Little specific information has been forthcoming about the half-day talks held in Shanghai on Wednesday (Jul. 31) between the lead negotiators for China and the United States. Discussions apparently focused on boosting Chinese purchases of American farm products and the concessions from the US needed to make that happen. The parties said the next round of talks would take place in the US in September.
The same themes were front and centre at the side-line talks between China and the US at the Osaka G20 summit in June. At that time, president Donald Trump promised to refrain from imposing further tariffs on Chinese goods as long as talks continued. While the parties returned to the negotiation table after breaking off talks in May due to new tariff hikes, the situation is difficult. This is evidenced by the fact that the latest talks focused on very narrow aspects of trade relations, even if the US claimed that also such major topics as forced technology transfers, intellectual property protections and technical barriers to trade were discussed.
Given the bitter public exchanges between the Trump and Xi administrations during the talks, the prospects of quick resolution of trade differences seem unlikely. The uncertainty surrounding the talks has not been helped by the approaching US presidential election.
President Trump’s announcement of more tariffs by tweet on Thursday (Aug. 1) have further muddied the waters.

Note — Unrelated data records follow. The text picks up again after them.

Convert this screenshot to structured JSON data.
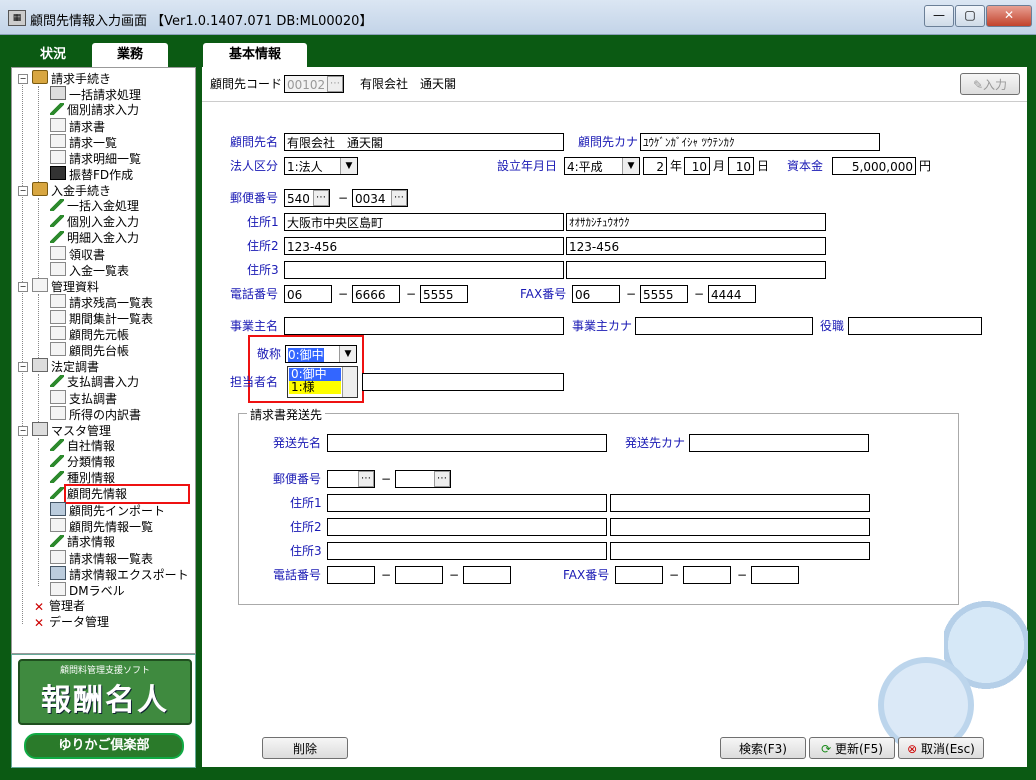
{
  "window": {
    "title": "顧問先情報入力画面 【Ver1.0.1407.071 DB:ML00020】",
    "controls": {
      "minimize": "—",
      "maximize": "▢",
      "close": "✕"
    }
  },
  "tabs": {
    "left": [
      {
        "label": "状況"
      },
      {
        "label": "業務"
      }
    ],
    "main": {
      "label": "基本情報"
    }
  },
  "tree": [
    {
      "label": "請求手続き",
      "icon": "folder-icon"
    },
    {
      "label": "一括請求処理",
      "icon": "grid-icon"
    },
    {
      "label": "個別請求入力",
      "icon": "pen-icon"
    },
    {
      "label": "請求書",
      "icon": "doc-icon"
    },
    {
      "label": "請求一覧",
      "icon": "doc-icon"
    },
    {
      "label": "請求明細一覧",
      "icon": "doc-icon"
    },
    {
      "label": "振替FD作成",
      "icon": "disk-icon"
    },
    {
      "label": "入金手続き",
      "icon": "folder-icon"
    },
    {
      "label": "一括入金処理",
      "icon": "pen-icon"
    },
    {
      "label": "個別入金入力",
      "icon": "pen-icon"
    },
    {
      "label": "明細入金入力",
      "icon": "pen-icon"
    },
    {
      "label": "領収書",
      "icon": "doc-icon"
    },
    {
      "label": "入金一覧表",
      "icon": "doc-icon"
    },
    {
      "label": "管理資料",
      "icon": "doc-icon"
    },
    {
      "label": "請求残高一覧表",
      "icon": "doc-icon"
    },
    {
      "label": "期間集計一覧表",
      "icon": "doc-icon"
    },
    {
      "label": "顧問先元帳",
      "icon": "doc-icon"
    },
    {
      "label": "顧問先台帳",
      "icon": "doc-icon"
    },
    {
      "label": "法定調書",
      "icon": "grid-icon"
    },
    {
      "label": "支払調書入力",
      "icon": "pen-icon"
    },
    {
      "label": "支払調書",
      "icon": "doc-icon"
    },
    {
      "label": "所得の内訳書",
      "icon": "doc-icon"
    },
    {
      "label": "マスタ管理",
      "icon": "grid-icon"
    },
    {
      "label": "自社情報",
      "icon": "pen-icon"
    },
    {
      "label": "分類情報",
      "icon": "pen-icon"
    },
    {
      "label": "種別情報",
      "icon": "pen-icon"
    },
    {
      "label": "顧問先情報",
      "icon": "pen-icon"
    },
    {
      "label": "顧問先インポート",
      "icon": "computer-icon"
    },
    {
      "label": "顧問先情報一覧",
      "icon": "doc-icon"
    },
    {
      "label": "請求情報",
      "icon": "pen-icon"
    },
    {
      "label": "請求情報一覧表",
      "icon": "doc-icon"
    },
    {
      "label": "請求情報エクスポート",
      "icon": "computer-icon"
    },
    {
      "label": "DMラベル",
      "icon": "doc-icon"
    },
    {
      "label": "管理者",
      "icon": "tools-icon"
    },
    {
      "label": "データ管理",
      "icon": "tools-icon"
    }
  ],
  "logo": {
    "subtitle": "顧問料管理支援ソフト",
    "main": "報酬名人",
    "bottom": "ゆりかご倶楽部"
  },
  "header": {
    "client_code_label": "顧問先コード",
    "client_code": "00102",
    "client_name": "有限会社　通天閣",
    "input_button": "入力"
  },
  "form": {
    "name_label": "顧問先名",
    "name": "有限会社　通天閣",
    "kana_label": "顧問先カナ",
    "kana": "ﾕｳｹﾞﾝｶﾞｲｼｬ ﾂｳﾃﾝｶｸ",
    "corp_type_label": "法人区分",
    "corp_type": "1:法人",
    "established_label": "設立年月日",
    "era": "4:平成",
    "year": "2",
    "year_unit": "年",
    "month": "10",
    "month_unit": "月",
    "day": "10",
    "day_unit": "日",
    "capital_label": "資本金",
    "capital": "5,000,000",
    "capital_unit": "円",
    "postal_label": "郵便番号",
    "postal1": "540",
    "postal2": "0034",
    "dash": "−",
    "addr1_label": "住所1",
    "addr1": "大阪市中央区島町",
    "addr1_kana": "ｵｵｻｶｼﾁｭｳｵｳｸ",
    "addr2_label": "住所2",
    "addr2": "123-456",
    "addr2_kana": "123-456",
    "addr3_label": "住所3",
    "phone_label": "電話番号",
    "phone1": "06",
    "phone2": "6666",
    "phone3": "5555",
    "fax_label": "FAX番号",
    "fax1": "06",
    "fax2": "5555",
    "fax3": "4444",
    "owner_label": "事業主名",
    "owner_kana_label": "事業主カナ",
    "title_label": "役職",
    "honorific_label": "敬称",
    "honorific": "0:御中",
    "honorific_options": [
      "0:御中",
      "1:様"
    ],
    "contact_label": "担当者名"
  },
  "billing": {
    "group_title": "請求書発送先",
    "name_label": "発送先名",
    "kana_label": "発送先カナ",
    "postal_label": "郵便番号",
    "addr1_label": "住所1",
    "addr2_label": "住所2",
    "addr3_label": "住所3",
    "phone_label": "電話番号",
    "fax_label": "FAX番号",
    "dash": "−"
  },
  "buttons": {
    "delete": "削除",
    "search": "検索(F3)",
    "update": "更新(F5)",
    "cancel": "取消(Esc)"
  },
  "colors": {
    "accent_green": "#0b5a13",
    "label_blue": "#1a1ab4",
    "highlight_red": "#e11111",
    "selected_yellow": "#ffff00"
  }
}
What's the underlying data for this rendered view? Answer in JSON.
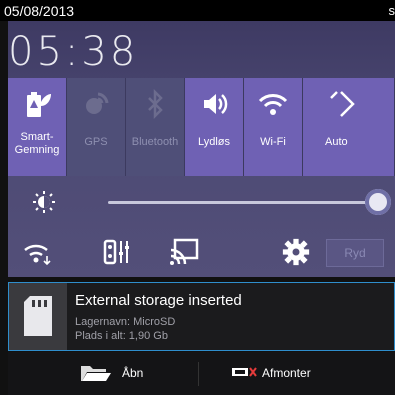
{
  "status_bar": {
    "date": "05/08/2013",
    "edge_glyph": "s"
  },
  "clock": {
    "time": "05:38"
  },
  "toggles": [
    {
      "label": "Smart-\nGemning",
      "icon": "battery-leaf-icon",
      "state": "on"
    },
    {
      "label": "GPS",
      "icon": "gps-icon",
      "state": "off"
    },
    {
      "label": "Bluetooth",
      "icon": "bluetooth-icon",
      "state": "off"
    },
    {
      "label": "Lydløs",
      "icon": "speaker-icon",
      "state": "on"
    },
    {
      "label": "Wi-Fi",
      "icon": "wifi-icon",
      "state": "on"
    },
    {
      "label": "Auto",
      "icon": "auto-rotate-icon",
      "state": "on"
    }
  ],
  "brightness": {
    "icon": "brightness-icon",
    "level": 1.0
  },
  "quick_actions": {
    "icons": [
      "wifi-sync-icon",
      "equalizer-icon",
      "cast-screen-icon",
      "settings-gear-icon"
    ],
    "clear_label": "Ryd"
  },
  "notification": {
    "icon": "sd-card-icon",
    "title": "External storage inserted",
    "line1": "Lagernavn: MicroSD",
    "line2": "Plads i alt: 1,90 Gb"
  },
  "actions": {
    "open_label": "Åbn",
    "unmount_label": "Afmonter"
  },
  "colors": {
    "accent": "#6f61b4",
    "panel": "#4d4a74",
    "highlight_border": "#2f8ecc"
  }
}
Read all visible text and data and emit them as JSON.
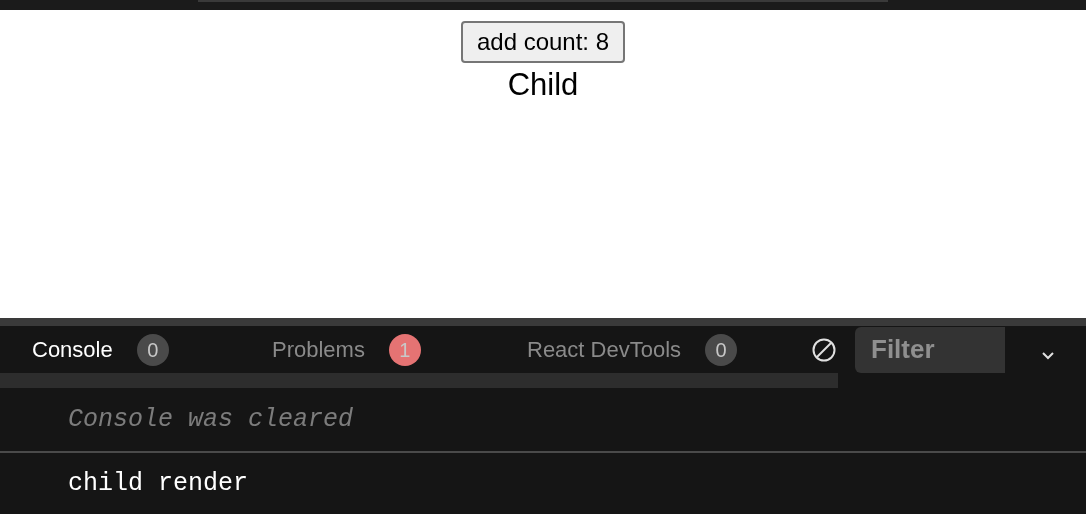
{
  "preview": {
    "button": "add count: 8",
    "text": "Child"
  },
  "tabs": [
    {
      "label": "Console",
      "count": "0",
      "selected": true,
      "color": "#4a4a4a"
    },
    {
      "label": "Problems",
      "count": "1",
      "selected": false,
      "color": "#e57373"
    },
    {
      "label": "React DevTools",
      "count": "0",
      "selected": false,
      "color": "#4a4a4a"
    }
  ],
  "filter": {
    "placeholder": "Filter"
  },
  "console": [
    {
      "kind": "info",
      "text": "Console was cleared"
    },
    {
      "kind": "log",
      "text": "child render"
    }
  ]
}
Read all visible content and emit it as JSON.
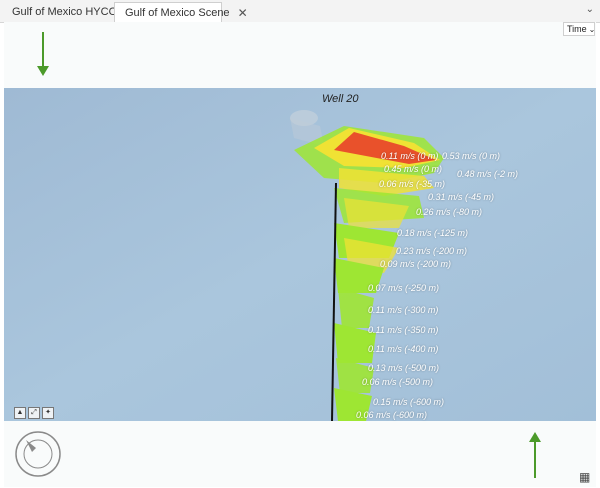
{
  "tabs": [
    {
      "label": "Gulf of Mexico HYCOM",
      "icon": "map-icon"
    },
    {
      "label": "Gulf of Mexico Scene",
      "icon": "globe-scene-icon"
    }
  ],
  "time_select": {
    "value": "Time"
  },
  "scene": {
    "well_label": "Well 20",
    "velocity_labels": [
      "0.11 m/s (0 m)",
      "0.53 m/s (0 m)",
      "0.45 m/s (0 m)",
      "0.48 m/s (-2 m)",
      "0.06 m/s (-35 m)",
      "0.31 m/s (-45 m)",
      "0.26 m/s (-80 m)",
      "0.18 m/s (-125 m)",
      "0.23 m/s (-200 m)",
      "0.09 m/s (-200 m)",
      "0.07 m/s (-250 m)",
      "0.11 m/s (-300 m)",
      "0.11 m/s (-350 m)",
      "0.11 m/s (-400 m)",
      "0.13 m/s (-500 m)",
      "0.06 m/s (-500 m)",
      "0.15 m/s (-600 m)",
      "0.06 m/s (-600 m)"
    ]
  },
  "colors": {
    "arrow": "#4c9a2a",
    "water": "#a8c4db",
    "high": "#e8412a",
    "mid": "#f0e234",
    "low": "#9ee633"
  }
}
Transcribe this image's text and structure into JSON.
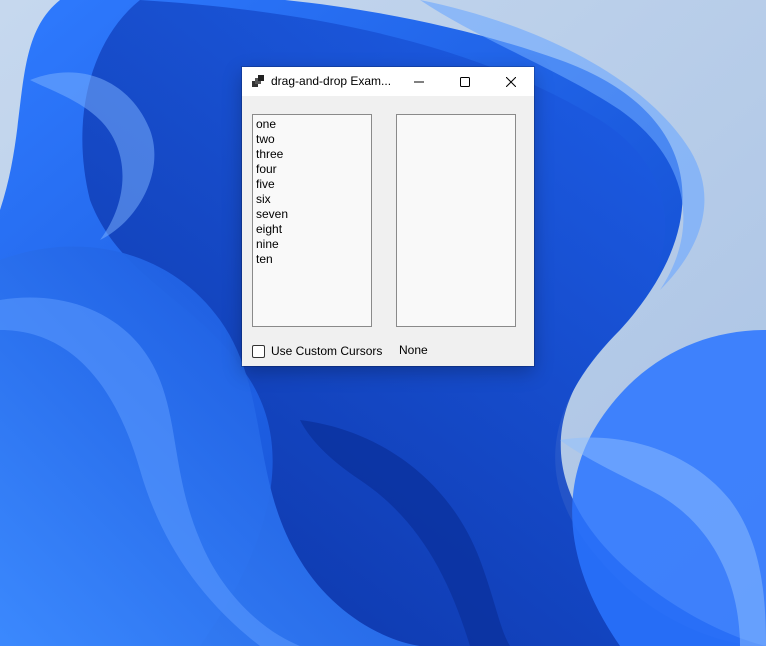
{
  "window": {
    "title": "drag-and-drop Exam...",
    "controls": {
      "minimize": "minimize-icon",
      "maximize": "maximize-icon",
      "close": "close-icon"
    }
  },
  "source_list": {
    "items": [
      "one",
      "two",
      "three",
      "four",
      "five",
      "six",
      "seven",
      "eight",
      "nine",
      "ten"
    ]
  },
  "target_list": {
    "items": []
  },
  "custom_cursors": {
    "label": "Use Custom Cursors",
    "checked": false
  },
  "status": {
    "text": "None"
  },
  "colors": {
    "wallpaper_base": "#b9cfe9",
    "wallpaper_blue": "#1a5fe0",
    "window_bg": "#f0f0f0",
    "listbox_bg": "#f9f9f9"
  }
}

A 10 % tariff on rest of imports from China (300 billion dollars) is scheduled to go into effect on September 1.